Look through the lines below, find those with the word "active", and copy them.
===============
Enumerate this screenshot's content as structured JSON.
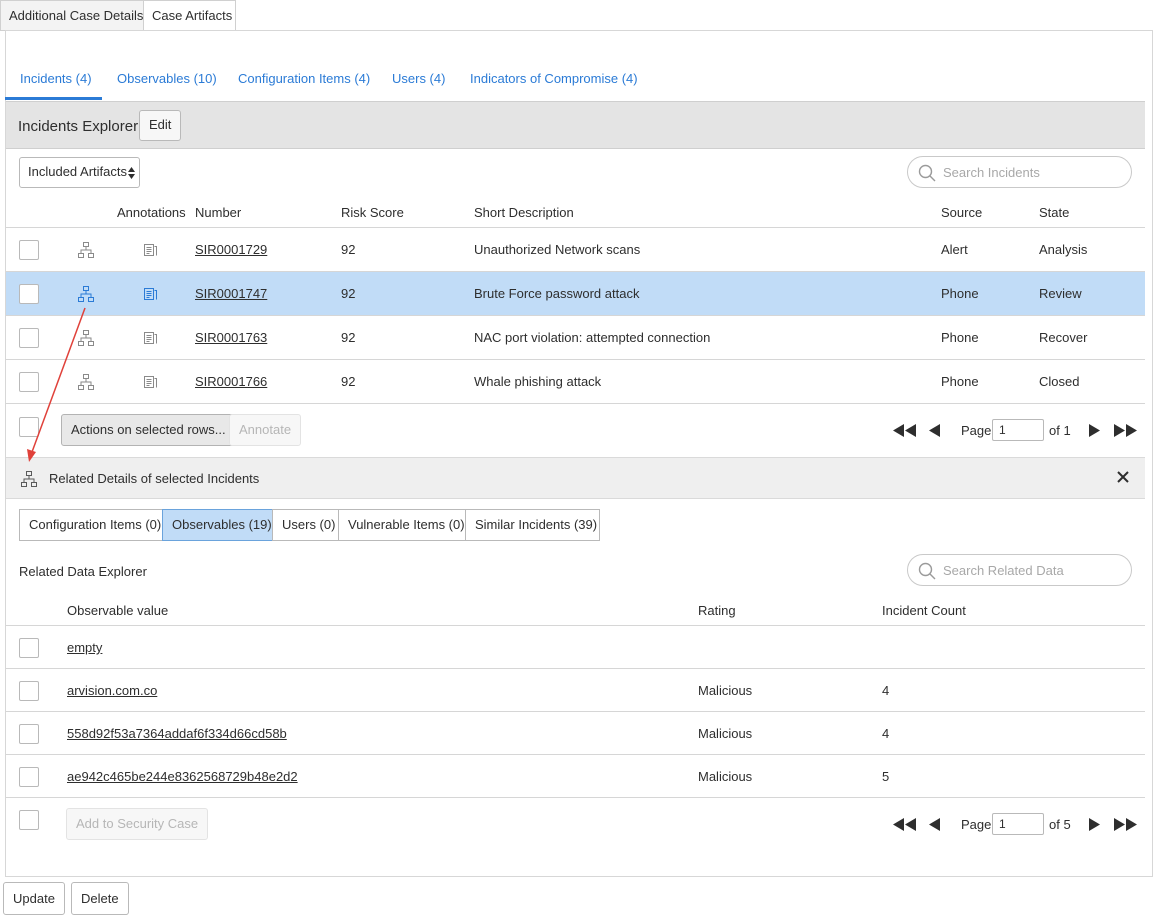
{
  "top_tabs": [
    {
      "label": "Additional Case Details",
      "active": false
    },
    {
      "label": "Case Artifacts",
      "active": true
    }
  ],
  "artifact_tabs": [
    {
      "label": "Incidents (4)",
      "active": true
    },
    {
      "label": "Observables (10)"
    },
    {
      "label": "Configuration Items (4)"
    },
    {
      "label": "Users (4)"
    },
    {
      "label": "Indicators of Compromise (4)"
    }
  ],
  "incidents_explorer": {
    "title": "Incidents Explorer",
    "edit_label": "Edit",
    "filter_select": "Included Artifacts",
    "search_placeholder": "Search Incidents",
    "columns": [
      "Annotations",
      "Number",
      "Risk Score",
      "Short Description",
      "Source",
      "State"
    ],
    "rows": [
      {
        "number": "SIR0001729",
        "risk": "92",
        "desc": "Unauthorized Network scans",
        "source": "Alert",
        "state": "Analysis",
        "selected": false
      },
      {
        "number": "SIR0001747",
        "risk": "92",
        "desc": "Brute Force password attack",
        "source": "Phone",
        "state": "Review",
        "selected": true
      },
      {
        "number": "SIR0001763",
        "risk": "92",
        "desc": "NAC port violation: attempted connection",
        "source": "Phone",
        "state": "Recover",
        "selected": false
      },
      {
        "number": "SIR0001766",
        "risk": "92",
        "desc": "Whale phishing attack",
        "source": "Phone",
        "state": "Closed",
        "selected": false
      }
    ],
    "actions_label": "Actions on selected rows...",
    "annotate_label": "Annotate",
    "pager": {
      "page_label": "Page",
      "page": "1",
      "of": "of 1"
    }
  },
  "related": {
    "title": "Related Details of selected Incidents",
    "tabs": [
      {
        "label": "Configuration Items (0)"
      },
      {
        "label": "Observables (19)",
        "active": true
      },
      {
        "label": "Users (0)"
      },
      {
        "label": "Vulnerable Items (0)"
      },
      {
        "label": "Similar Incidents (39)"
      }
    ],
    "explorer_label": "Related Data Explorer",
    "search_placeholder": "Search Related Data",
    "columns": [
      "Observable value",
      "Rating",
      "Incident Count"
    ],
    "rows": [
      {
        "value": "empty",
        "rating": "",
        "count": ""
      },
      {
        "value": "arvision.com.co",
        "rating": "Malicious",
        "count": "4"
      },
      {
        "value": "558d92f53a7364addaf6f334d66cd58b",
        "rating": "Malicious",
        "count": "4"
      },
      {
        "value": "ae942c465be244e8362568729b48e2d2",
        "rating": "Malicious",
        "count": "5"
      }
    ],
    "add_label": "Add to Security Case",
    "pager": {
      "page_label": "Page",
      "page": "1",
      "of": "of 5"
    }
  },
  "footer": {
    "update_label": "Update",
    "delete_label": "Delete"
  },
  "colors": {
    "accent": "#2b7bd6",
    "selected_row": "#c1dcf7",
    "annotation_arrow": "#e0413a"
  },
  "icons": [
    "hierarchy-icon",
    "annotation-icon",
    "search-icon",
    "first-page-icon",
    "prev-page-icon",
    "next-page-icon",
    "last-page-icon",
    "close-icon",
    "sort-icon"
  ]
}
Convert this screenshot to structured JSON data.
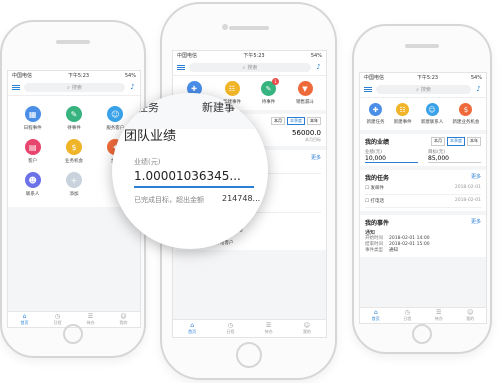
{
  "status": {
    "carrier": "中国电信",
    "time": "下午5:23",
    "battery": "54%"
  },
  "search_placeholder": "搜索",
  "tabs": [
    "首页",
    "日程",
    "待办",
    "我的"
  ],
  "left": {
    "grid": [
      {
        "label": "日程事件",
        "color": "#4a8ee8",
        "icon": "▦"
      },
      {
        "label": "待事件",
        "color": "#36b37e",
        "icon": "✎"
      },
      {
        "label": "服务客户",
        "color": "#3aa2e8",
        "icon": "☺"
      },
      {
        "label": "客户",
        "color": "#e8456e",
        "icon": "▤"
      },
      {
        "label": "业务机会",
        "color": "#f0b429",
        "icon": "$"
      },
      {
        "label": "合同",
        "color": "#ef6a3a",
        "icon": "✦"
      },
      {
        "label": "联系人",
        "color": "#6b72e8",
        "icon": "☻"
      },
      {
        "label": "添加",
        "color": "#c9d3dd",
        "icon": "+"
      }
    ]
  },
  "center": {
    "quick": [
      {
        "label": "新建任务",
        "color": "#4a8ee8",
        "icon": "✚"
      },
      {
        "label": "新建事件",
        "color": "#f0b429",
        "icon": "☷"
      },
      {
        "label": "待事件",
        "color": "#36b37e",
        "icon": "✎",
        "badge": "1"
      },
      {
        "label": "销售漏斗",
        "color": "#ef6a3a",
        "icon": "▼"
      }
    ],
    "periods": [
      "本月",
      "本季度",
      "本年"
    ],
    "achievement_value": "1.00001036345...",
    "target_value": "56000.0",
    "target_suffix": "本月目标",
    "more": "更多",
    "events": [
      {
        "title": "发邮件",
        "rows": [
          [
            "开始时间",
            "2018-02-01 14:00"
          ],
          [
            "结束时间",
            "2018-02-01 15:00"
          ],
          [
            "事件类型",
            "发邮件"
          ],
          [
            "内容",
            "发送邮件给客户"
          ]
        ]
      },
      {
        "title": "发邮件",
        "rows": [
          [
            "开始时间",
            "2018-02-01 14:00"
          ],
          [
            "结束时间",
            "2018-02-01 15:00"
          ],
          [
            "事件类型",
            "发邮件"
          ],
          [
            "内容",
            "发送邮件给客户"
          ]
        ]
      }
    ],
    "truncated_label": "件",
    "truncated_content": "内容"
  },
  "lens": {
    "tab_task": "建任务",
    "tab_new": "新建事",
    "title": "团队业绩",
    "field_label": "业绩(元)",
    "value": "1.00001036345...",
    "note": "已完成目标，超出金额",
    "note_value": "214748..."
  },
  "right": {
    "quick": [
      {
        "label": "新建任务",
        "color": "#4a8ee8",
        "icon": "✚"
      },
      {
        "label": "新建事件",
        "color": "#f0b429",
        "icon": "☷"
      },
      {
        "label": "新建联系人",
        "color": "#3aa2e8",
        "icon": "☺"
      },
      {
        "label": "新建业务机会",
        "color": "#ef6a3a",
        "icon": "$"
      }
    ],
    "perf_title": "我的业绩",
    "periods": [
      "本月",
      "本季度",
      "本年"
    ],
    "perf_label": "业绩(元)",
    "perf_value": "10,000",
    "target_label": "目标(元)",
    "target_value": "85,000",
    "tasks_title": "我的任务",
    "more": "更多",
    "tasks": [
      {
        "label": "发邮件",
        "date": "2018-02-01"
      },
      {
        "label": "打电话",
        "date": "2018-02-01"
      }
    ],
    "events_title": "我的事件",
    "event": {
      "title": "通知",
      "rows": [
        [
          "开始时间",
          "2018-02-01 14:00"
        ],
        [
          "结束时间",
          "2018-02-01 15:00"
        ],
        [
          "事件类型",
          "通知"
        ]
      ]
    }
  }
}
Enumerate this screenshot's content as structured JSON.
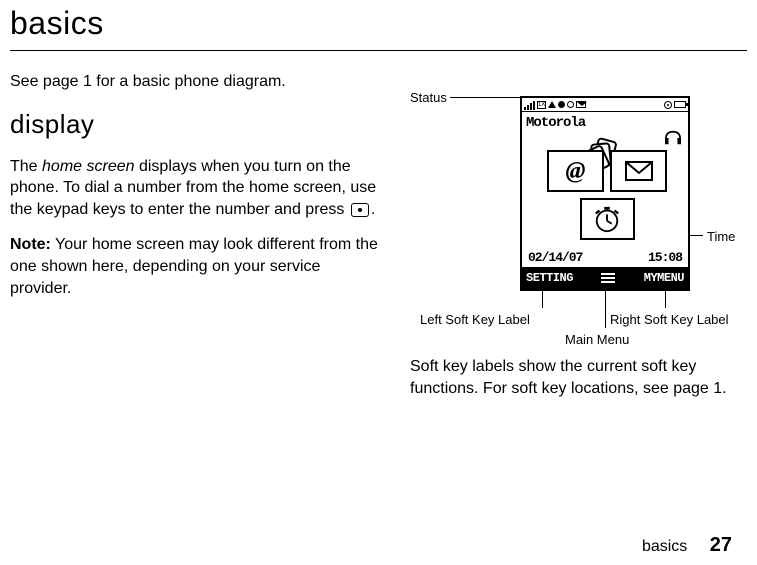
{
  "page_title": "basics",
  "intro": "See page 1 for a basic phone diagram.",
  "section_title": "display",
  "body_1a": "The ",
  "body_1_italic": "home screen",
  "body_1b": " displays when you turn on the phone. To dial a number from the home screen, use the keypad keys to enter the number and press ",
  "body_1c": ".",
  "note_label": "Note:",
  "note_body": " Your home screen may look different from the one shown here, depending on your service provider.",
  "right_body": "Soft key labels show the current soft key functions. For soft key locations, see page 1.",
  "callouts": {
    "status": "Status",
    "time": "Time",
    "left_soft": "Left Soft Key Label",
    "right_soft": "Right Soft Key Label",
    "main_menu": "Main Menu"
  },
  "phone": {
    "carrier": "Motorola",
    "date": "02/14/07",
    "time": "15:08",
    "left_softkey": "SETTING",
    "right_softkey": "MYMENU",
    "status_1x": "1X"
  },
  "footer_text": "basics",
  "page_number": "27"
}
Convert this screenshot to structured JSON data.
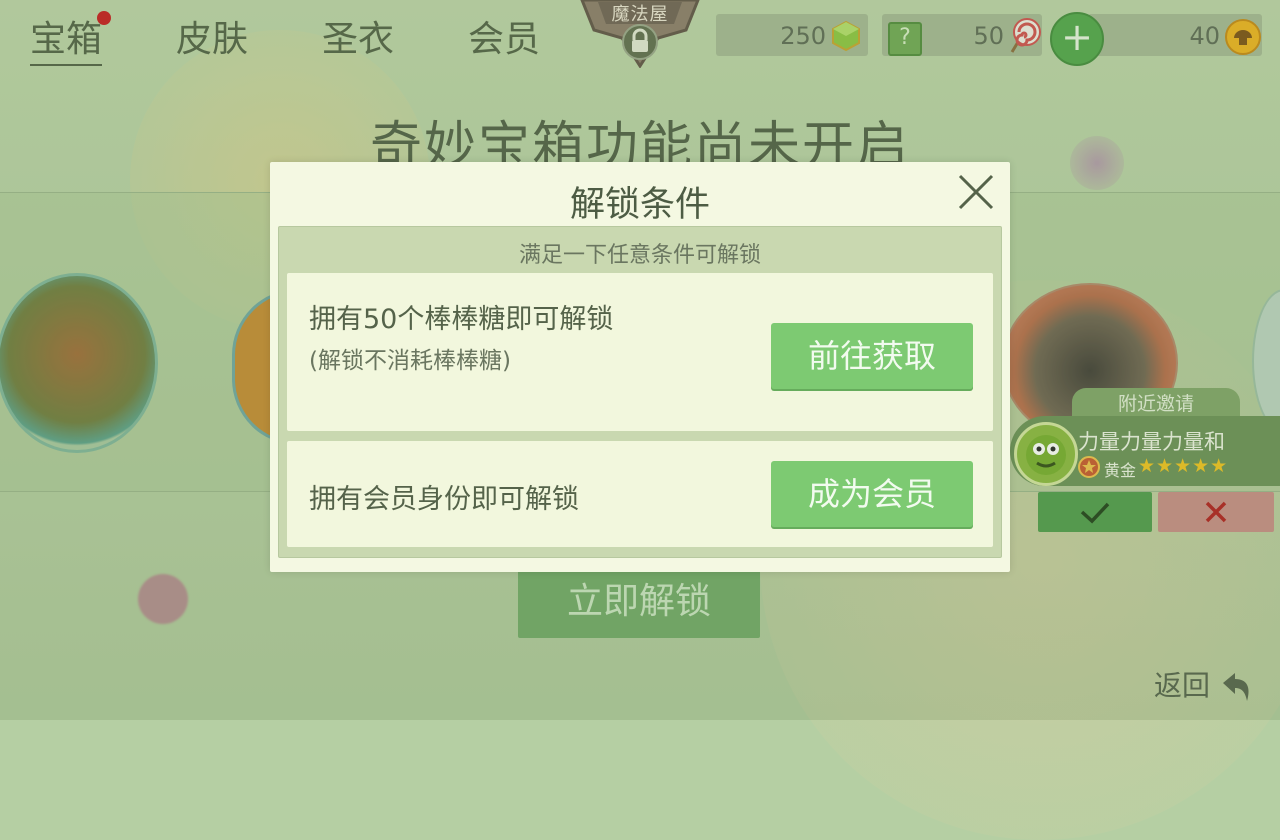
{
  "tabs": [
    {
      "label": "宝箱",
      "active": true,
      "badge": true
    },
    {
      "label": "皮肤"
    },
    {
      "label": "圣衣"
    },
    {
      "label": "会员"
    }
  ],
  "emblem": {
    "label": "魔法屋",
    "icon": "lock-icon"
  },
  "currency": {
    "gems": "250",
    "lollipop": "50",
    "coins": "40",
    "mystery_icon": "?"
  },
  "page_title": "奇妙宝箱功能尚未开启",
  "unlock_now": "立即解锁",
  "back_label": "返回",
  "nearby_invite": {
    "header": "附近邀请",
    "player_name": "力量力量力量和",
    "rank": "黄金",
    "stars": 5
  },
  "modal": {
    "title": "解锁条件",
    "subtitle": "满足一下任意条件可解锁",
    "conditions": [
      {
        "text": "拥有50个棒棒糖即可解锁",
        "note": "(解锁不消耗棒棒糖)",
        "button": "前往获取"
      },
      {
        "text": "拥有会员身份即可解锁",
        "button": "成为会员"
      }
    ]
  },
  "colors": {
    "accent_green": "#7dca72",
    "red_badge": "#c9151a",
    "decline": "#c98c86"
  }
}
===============
Solution for this exercise
      "active": false
      "active": true
      "active": true
        "active": true
      "active": true,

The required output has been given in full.